BEGIN Data for the task
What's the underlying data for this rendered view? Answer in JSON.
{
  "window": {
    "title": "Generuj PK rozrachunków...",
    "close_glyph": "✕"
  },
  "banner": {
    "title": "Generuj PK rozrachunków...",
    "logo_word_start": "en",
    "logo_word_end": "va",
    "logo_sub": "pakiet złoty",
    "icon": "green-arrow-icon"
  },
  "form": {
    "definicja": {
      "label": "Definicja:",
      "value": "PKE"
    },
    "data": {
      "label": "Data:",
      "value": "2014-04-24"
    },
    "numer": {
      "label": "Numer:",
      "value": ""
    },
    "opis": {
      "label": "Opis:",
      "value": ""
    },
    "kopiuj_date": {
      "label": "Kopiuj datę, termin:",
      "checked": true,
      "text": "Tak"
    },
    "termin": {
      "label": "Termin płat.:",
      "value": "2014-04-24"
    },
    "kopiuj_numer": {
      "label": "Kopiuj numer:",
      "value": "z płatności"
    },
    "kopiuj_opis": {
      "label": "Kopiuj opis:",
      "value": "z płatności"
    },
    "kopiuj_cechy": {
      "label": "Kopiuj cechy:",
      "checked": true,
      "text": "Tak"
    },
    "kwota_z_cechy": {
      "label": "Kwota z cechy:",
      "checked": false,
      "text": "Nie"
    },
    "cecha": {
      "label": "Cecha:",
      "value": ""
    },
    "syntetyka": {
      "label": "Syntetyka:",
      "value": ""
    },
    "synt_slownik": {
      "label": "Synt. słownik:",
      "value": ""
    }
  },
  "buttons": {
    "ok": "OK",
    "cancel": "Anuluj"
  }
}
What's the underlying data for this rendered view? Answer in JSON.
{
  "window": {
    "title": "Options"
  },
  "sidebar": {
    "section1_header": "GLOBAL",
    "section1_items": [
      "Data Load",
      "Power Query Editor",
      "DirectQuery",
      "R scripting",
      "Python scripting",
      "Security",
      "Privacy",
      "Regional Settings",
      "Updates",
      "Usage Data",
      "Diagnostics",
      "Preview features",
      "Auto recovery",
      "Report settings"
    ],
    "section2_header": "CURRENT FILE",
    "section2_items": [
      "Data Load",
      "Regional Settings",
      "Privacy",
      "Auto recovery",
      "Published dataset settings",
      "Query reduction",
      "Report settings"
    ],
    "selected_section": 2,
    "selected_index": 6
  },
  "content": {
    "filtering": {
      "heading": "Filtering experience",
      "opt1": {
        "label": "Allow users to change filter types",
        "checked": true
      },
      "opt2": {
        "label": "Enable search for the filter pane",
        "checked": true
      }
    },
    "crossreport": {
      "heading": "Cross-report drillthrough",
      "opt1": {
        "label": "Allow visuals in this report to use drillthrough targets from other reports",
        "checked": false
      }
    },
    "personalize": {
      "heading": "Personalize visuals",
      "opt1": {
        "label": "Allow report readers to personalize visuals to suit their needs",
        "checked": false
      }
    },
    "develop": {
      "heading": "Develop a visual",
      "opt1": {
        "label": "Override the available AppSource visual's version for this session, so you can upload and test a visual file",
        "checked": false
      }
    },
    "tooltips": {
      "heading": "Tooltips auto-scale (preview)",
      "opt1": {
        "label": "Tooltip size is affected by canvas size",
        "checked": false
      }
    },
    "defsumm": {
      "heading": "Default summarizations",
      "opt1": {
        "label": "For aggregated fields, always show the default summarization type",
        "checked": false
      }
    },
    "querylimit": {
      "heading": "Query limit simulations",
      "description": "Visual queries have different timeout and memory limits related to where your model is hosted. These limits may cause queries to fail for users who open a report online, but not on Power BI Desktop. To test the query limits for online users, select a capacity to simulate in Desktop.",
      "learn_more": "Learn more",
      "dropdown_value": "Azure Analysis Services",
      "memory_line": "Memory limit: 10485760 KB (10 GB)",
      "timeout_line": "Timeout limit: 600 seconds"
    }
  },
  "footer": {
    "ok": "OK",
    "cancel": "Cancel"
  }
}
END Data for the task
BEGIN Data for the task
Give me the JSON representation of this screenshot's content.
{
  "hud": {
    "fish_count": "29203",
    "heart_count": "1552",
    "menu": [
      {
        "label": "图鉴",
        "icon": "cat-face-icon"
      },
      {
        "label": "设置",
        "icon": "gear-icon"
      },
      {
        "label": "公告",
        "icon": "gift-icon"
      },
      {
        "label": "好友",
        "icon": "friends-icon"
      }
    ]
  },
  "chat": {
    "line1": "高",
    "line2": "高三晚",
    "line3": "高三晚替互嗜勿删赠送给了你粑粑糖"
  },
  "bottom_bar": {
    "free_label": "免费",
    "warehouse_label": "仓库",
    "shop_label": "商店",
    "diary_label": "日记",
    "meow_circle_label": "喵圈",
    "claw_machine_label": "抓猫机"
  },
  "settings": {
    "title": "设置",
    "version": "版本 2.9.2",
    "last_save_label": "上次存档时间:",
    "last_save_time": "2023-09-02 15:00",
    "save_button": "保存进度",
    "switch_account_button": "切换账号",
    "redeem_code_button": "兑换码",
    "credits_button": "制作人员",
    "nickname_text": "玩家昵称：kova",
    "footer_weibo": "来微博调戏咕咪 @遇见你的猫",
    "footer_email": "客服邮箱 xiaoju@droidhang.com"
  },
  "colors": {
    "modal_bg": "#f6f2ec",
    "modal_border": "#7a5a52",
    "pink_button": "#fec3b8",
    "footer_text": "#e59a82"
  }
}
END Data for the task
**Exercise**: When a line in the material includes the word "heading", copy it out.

**Response to the task**:
      "heading": "Filtering experience",
      "heading": "Cross-report drillthrough",
      "heading": "Personalize visuals",
      "heading": "Develop a visual",
      "heading": "Tooltips auto-scale (preview)",
      "heading": "Default summarizations",
      "heading": "Query limit simulations",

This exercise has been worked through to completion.